03 July 2007

Low Impact Birthday Party

In our family, summer time is a full of birthday party celebrations. If your experiences are like mine, your children have attended some extravagant birthday parties that leave a heavy footprint on the Earth. Large blowup, bouncing jump rooms, corporate character disposable dinnerware, paper hats that don’t even last until the end of the party, dollar store junk for party favors, balloons and excessive decorations, etc. seem to be the norm in children’s birthday parties. For my children’s birthdays, I am always looking for ways to lighten our impact during these grand occasions, while giving them the special celebration they desire. Below are a few suggestions for lightening the impact of your child’s birthday celebration.

1. Use digital invites:
By creating your own digital invitations, you can email them to your friends and family and reduce the amount of paper involved in the celebration. You may need to print a few invitations to mail for those families not connected to the web, but this will still lighten the impact. A homemade invite also becomes a keepsake to document the day, and you won’t be supporting the corporate characters targeted at children. You will also save time and money by creating your own digital birthday invitations.

2. Pick a natural location for the party: By hosting your party in a natural location, such as a beach or park, you will be combating nature deficit disorder and eliminating the need for jumping rooms, extravagant decorations, etc. Every year, we have our party on a neighbor’s beach. The river provides the entertainment and increases our attendance of distant friends who look forward to a day of river fun in the mountain sun! Also, if the party is located away from your home, you are less likely to go overboard with party favors, decorations, etc., as you will have to pack it in and pack it out of the location.

3. Use reusable plates, napkins, utensils, cups, etc.: I am always amazed at how much garbage is created from even a small birthday party. By using reusable plates, utensils, etc., you are lightening your party’s impact greatly, as well as teaching your children an important lesson about disposables. The clean up after the party will be greater if you use reusables; however, the benefits to the planet certainly outweigh a little of your time. If you must use disposable products, look for paper products that are made with recycled, post-consumer materials and corn plastic utensils that are compostable.

4. Provide natural, eco-friendly party favors:
One of the things I dread about my daughter attending her friends’ birthday parties is dollar store, plastic junk and candy she receives as party favors. If you feel compelled to give out party favors, look for items that will not be easily tossed into the landfill and won’t break within a day. Crystals, polished rocks, geodes, etc. make wonderful party favors children’s cherish, and these natural items will contribute to children dramatic play at home. Several natural toy stores also carry party favors. These toys may be more expensive, but when placed in the larger picture of sustainability and climate change, the cost is irrelevant. Better yet, forego the party favors all together.

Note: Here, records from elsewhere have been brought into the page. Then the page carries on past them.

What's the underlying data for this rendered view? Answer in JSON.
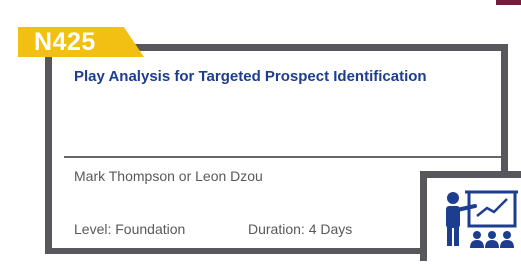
{
  "badge": {
    "code": "N425",
    "color": "#f2c012"
  },
  "course": {
    "title": "Play Analysis for Targeted Prospect Identification",
    "title_color": "#1d3d8f",
    "instructors": "Mark Thompson or Leon Dzou",
    "level": "Level: Foundation",
    "duration": "Duration: 4 Days"
  },
  "frame": {
    "border_color": "#58585c",
    "accent_color": "#6d1f3c"
  },
  "icon": {
    "name": "classroom-presentation-icon",
    "color": "#1d3d8f"
  }
}
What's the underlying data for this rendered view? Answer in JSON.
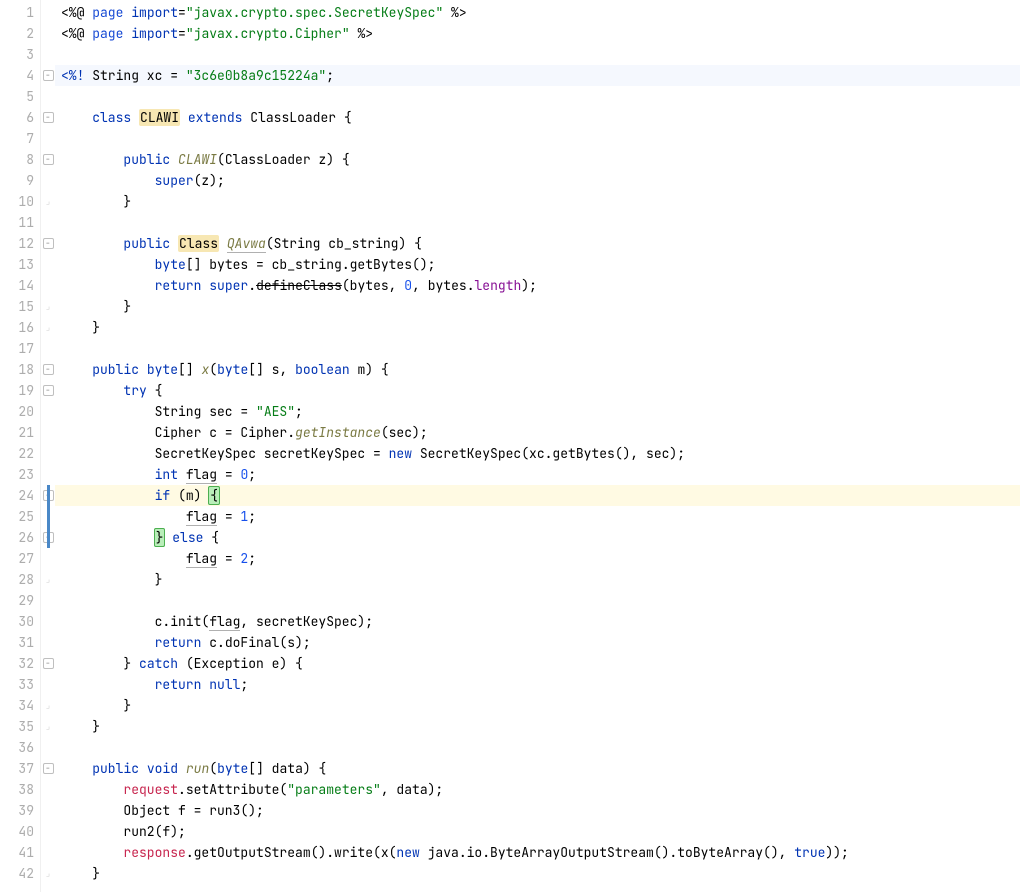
{
  "lines": [
    {
      "n": 1,
      "fold": "",
      "tokens": [
        [
          "",
          "<%@ "
        ],
        [
          "c-tag",
          "page "
        ],
        [
          "c-kw",
          "import"
        ],
        [
          "",
          "="
        ],
        [
          "c-str",
          "\"javax.crypto.spec.SecretKeySpec\""
        ],
        [
          "",
          " %>"
        ]
      ]
    },
    {
      "n": 2,
      "fold": "",
      "tokens": [
        [
          "",
          "<%@ "
        ],
        [
          "c-tag",
          "page "
        ],
        [
          "c-kw",
          "import"
        ],
        [
          "",
          "="
        ],
        [
          "c-str",
          "\"javax.crypto.Cipher\""
        ],
        [
          "",
          " %>"
        ]
      ]
    },
    {
      "n": 3,
      "fold": "",
      "tokens": [
        [
          "",
          ""
        ]
      ]
    },
    {
      "n": 4,
      "fold": "-",
      "tokens": [
        [
          "c-kw",
          "<%!"
        ],
        [
          "",
          " String xc = "
        ],
        [
          "c-str",
          "\"3c6e0b8a9c15224a\""
        ],
        [
          "",
          ";"
        ]
      ]
    },
    {
      "n": 5,
      "fold": "",
      "tokens": [
        [
          "",
          ""
        ]
      ]
    },
    {
      "n": 6,
      "fold": "-",
      "tokens": [
        [
          "",
          "    "
        ],
        [
          "c-kw",
          "class"
        ],
        [
          "",
          " "
        ],
        [
          "box",
          "CLAWI"
        ],
        [
          "",
          " "
        ],
        [
          "c-kw",
          "extends"
        ],
        [
          "",
          " ClassLoader {"
        ]
      ]
    },
    {
      "n": 7,
      "fold": "",
      "tokens": [
        [
          "",
          ""
        ]
      ]
    },
    {
      "n": 8,
      "fold": "-",
      "tokens": [
        [
          "",
          "        "
        ],
        [
          "c-kw",
          "public"
        ],
        [
          "",
          " "
        ],
        [
          "c-fn",
          "CLAWI"
        ],
        [
          "",
          "(ClassLoader z) {"
        ]
      ]
    },
    {
      "n": 9,
      "fold": "",
      "tokens": [
        [
          "",
          "            "
        ],
        [
          "c-kw",
          "super"
        ],
        [
          "",
          "(z);"
        ]
      ]
    },
    {
      "n": 10,
      "fold": "e",
      "tokens": [
        [
          "",
          "        }"
        ]
      ]
    },
    {
      "n": 11,
      "fold": "",
      "tokens": [
        [
          "",
          ""
        ]
      ]
    },
    {
      "n": 12,
      "fold": "-",
      "tokens": [
        [
          "",
          "        "
        ],
        [
          "c-kw",
          "public"
        ],
        [
          "",
          " "
        ],
        [
          "box",
          "Class"
        ],
        [
          "",
          " "
        ],
        [
          "c-fn und",
          "QAvwa"
        ],
        [
          "",
          "(String cb_string) {"
        ]
      ]
    },
    {
      "n": 13,
      "fold": "",
      "tokens": [
        [
          "",
          "            "
        ],
        [
          "c-kw",
          "byte"
        ],
        [
          "",
          "[] bytes = cb_string.getBytes();"
        ]
      ]
    },
    {
      "n": 14,
      "fold": "",
      "tokens": [
        [
          "",
          "            "
        ],
        [
          "c-kw",
          "return"
        ],
        [
          "",
          " "
        ],
        [
          "c-kw",
          "super"
        ],
        [
          "",
          "."
        ],
        [
          "strike",
          "defineClass"
        ],
        [
          "",
          "(bytes, "
        ],
        [
          "c-num",
          "0"
        ],
        [
          "",
          ", bytes."
        ],
        [
          "c-field",
          "length"
        ],
        [
          "",
          ");"
        ]
      ]
    },
    {
      "n": 15,
      "fold": "e",
      "tokens": [
        [
          "",
          "        }"
        ]
      ]
    },
    {
      "n": 16,
      "fold": "e",
      "tokens": [
        [
          "",
          "    }"
        ]
      ]
    },
    {
      "n": 17,
      "fold": "",
      "tokens": [
        [
          "",
          ""
        ]
      ]
    },
    {
      "n": 18,
      "fold": "-",
      "tokens": [
        [
          "",
          "    "
        ],
        [
          "c-kw",
          "public"
        ],
        [
          "",
          " "
        ],
        [
          "c-kw",
          "byte"
        ],
        [
          "",
          "[] "
        ],
        [
          "c-fn",
          "x"
        ],
        [
          "",
          "("
        ],
        [
          "c-kw",
          "byte"
        ],
        [
          "",
          "[] s, "
        ],
        [
          "c-kw",
          "boolean"
        ],
        [
          "",
          " m) {"
        ]
      ]
    },
    {
      "n": 19,
      "fold": "-",
      "tokens": [
        [
          "",
          "        "
        ],
        [
          "c-kw",
          "try"
        ],
        [
          "",
          " {"
        ]
      ]
    },
    {
      "n": 20,
      "fold": "",
      "tokens": [
        [
          "",
          "            String sec = "
        ],
        [
          "c-str",
          "\"AES\""
        ],
        [
          "",
          ";"
        ]
      ]
    },
    {
      "n": 21,
      "fold": "",
      "tokens": [
        [
          "",
          "            Cipher c = Cipher."
        ],
        [
          "c-fn",
          "getInstance"
        ],
        [
          "",
          "(sec);"
        ]
      ]
    },
    {
      "n": 22,
      "fold": "",
      "tokens": [
        [
          "",
          "            SecretKeySpec secretKeySpec = "
        ],
        [
          "c-kw",
          "new"
        ],
        [
          "",
          " SecretKeySpec(xc.getBytes(), sec);"
        ]
      ]
    },
    {
      "n": 23,
      "fold": "",
      "tokens": [
        [
          "",
          "            "
        ],
        [
          "c-kw",
          "int"
        ],
        [
          "",
          " "
        ],
        [
          "und",
          "flag"
        ],
        [
          "",
          " = "
        ],
        [
          "c-num",
          "0"
        ],
        [
          "",
          ";"
        ]
      ]
    },
    {
      "n": 24,
      "fold": "-",
      "tokens": [
        [
          "",
          "            "
        ],
        [
          "c-kw",
          "if"
        ],
        [
          "",
          " (m) "
        ],
        [
          "brMatch",
          "{"
        ]
      ]
    },
    {
      "n": 25,
      "fold": "",
      "tokens": [
        [
          "",
          "                "
        ],
        [
          "und",
          "flag"
        ],
        [
          "",
          " = "
        ],
        [
          "c-num",
          "1"
        ],
        [
          "",
          ";"
        ]
      ]
    },
    {
      "n": 26,
      "fold": "-",
      "tokens": [
        [
          "",
          "            "
        ],
        [
          "brMatch",
          "}"
        ],
        [
          "",
          " "
        ],
        [
          "c-kw",
          "else"
        ],
        [
          "",
          " {"
        ]
      ]
    },
    {
      "n": 27,
      "fold": "",
      "tokens": [
        [
          "",
          "                "
        ],
        [
          "und",
          "flag"
        ],
        [
          "",
          " = "
        ],
        [
          "c-num",
          "2"
        ],
        [
          "",
          ";"
        ]
      ]
    },
    {
      "n": 28,
      "fold": "e",
      "tokens": [
        [
          "",
          "            }"
        ]
      ]
    },
    {
      "n": 29,
      "fold": "",
      "tokens": [
        [
          "",
          ""
        ]
      ]
    },
    {
      "n": 30,
      "fold": "",
      "tokens": [
        [
          "",
          "            c.init("
        ],
        [
          "und",
          "flag"
        ],
        [
          "",
          ", secretKeySpec);"
        ]
      ]
    },
    {
      "n": 31,
      "fold": "",
      "tokens": [
        [
          "",
          "            "
        ],
        [
          "c-kw",
          "return"
        ],
        [
          "",
          " c.doFinal(s);"
        ]
      ]
    },
    {
      "n": 32,
      "fold": "-",
      "tokens": [
        [
          "",
          "        } "
        ],
        [
          "c-kw",
          "catch"
        ],
        [
          "",
          " (Exception e) {"
        ]
      ]
    },
    {
      "n": 33,
      "fold": "",
      "tokens": [
        [
          "",
          "            "
        ],
        [
          "c-kw",
          "return"
        ],
        [
          "",
          " "
        ],
        [
          "c-kw",
          "null"
        ],
        [
          "",
          ";"
        ]
      ]
    },
    {
      "n": 34,
      "fold": "e",
      "tokens": [
        [
          "",
          "        }"
        ]
      ]
    },
    {
      "n": 35,
      "fold": "e",
      "tokens": [
        [
          "",
          "    }"
        ]
      ]
    },
    {
      "n": 36,
      "fold": "",
      "tokens": [
        [
          "",
          ""
        ]
      ]
    },
    {
      "n": 37,
      "fold": "-",
      "tokens": [
        [
          "",
          "    "
        ],
        [
          "c-kw",
          "public"
        ],
        [
          "",
          " "
        ],
        [
          "c-kw",
          "void"
        ],
        [
          "",
          " "
        ],
        [
          "c-fn",
          "run"
        ],
        [
          "",
          "("
        ],
        [
          "c-kw",
          "byte"
        ],
        [
          "",
          "[] data) {"
        ]
      ]
    },
    {
      "n": 38,
      "fold": "",
      "tokens": [
        [
          "",
          "        "
        ],
        [
          "c-req",
          "request"
        ],
        [
          "",
          ".setAttribute("
        ],
        [
          "c-str",
          "\"parameters\""
        ],
        [
          "",
          ", data);"
        ]
      ]
    },
    {
      "n": 39,
      "fold": "",
      "tokens": [
        [
          "",
          "        Object f = run3();"
        ]
      ]
    },
    {
      "n": 40,
      "fold": "",
      "tokens": [
        [
          "",
          "        run2(f);"
        ]
      ]
    },
    {
      "n": 41,
      "fold": "",
      "tokens": [
        [
          "",
          "        "
        ],
        [
          "c-req",
          "response"
        ],
        [
          "",
          ".getOutputStream().write(x("
        ],
        [
          "c-kw",
          "new"
        ],
        [
          "",
          " java.io.ByteArrayOutputStream().toByteArray(), "
        ],
        [
          "c-kw",
          "true"
        ],
        [
          "",
          "));"
        ]
      ]
    },
    {
      "n": 42,
      "fold": "e",
      "tokens": [
        [
          "",
          "    }"
        ]
      ]
    }
  ]
}
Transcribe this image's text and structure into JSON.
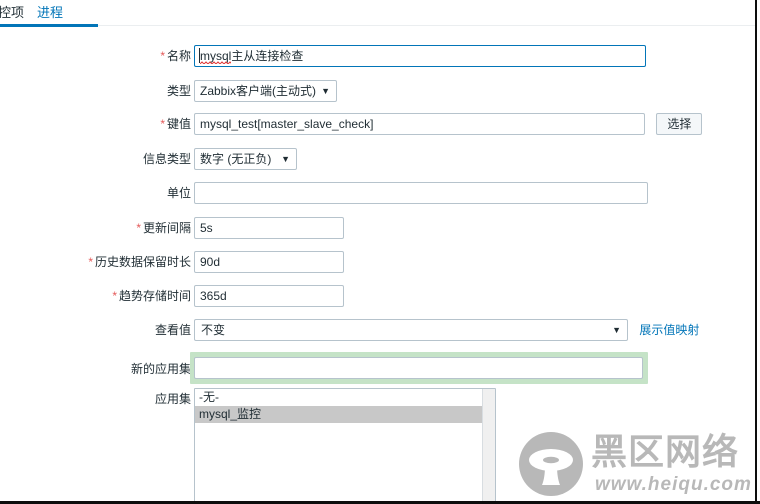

5. Serve a vegan, chocolate cake: Whether you make your own cake or buy one, think about the ingredients used in the cake and how you could improve this aspect of the birthday tradition. We are lucky to live near a bakery that makes the best vegan, chocolate cake filled with raspberry sauce. They will even make the cake with our own garden grown, organic raspberries. There are many great recipes available online for vegan cakes.

6. Make gifts optional: If your kids are like mine, they already have too many toys! The birthday party can be another contributor to this problem, and if you are like me and detest plastic toys, your child will inevitably receive annoying toys that you do not like. By making gifts optional, you will prevent families frohttp://www.blogger.com/img/gl.link.gifm feeling compelled to buy anything just to attend the party, and your child will not receive a gross amount of junk. Children already receive many gifts from their families, so eliminating a few toys from their friends will not impact the joy of their birthday. You could also request used toys and books or no gifts at all.

There are many ways you can lighten the impact of your child’s birthday, as well as teach them a valuable lesson in sustainability, conservation, etc. You can still have themed birthday parties without all of the commercial products associated with them, by asking families to wear homemade costumes, make your own decorations, etc. Keep it simple, and everyone will enjoy the celebration more, while doing a little bit to save the Earth from climate change.

This post originally appeared on GNM Parents.

"Play is the highest form of research." -Albert Einstein